### Your objective
Could you restate the data word for word?
===== Provided data
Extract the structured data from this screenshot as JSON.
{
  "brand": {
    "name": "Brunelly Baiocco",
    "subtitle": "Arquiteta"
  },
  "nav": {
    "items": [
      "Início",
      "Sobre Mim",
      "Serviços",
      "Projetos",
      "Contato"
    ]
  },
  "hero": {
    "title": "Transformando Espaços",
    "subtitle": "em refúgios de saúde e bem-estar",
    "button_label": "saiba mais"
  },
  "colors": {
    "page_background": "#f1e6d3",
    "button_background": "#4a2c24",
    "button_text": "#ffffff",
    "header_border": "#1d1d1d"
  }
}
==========
### Task response
Extract the structured data from this screenshot as JSON.
{
  "brand": {
    "name": "Brunelly Baiocco",
    "subtitle": "Arquiteta"
  },
  "nav": {
    "items": [
      "Início",
      "Sobre Mim",
      "Serviços",
      "Projetos",
      "Contato"
    ]
  },
  "hero": {
    "title": "Transformando Espaços",
    "subtitle": "em refúgios de saúde e bem-estar",
    "button_label": "saiba mais"
  },
  "colors": {
    "page_background": "#f1e6d3",
    "button_background": "#4a2c24",
    "button_text": "#ffffff",
    "header_border": "#1d1d1d"
  }
}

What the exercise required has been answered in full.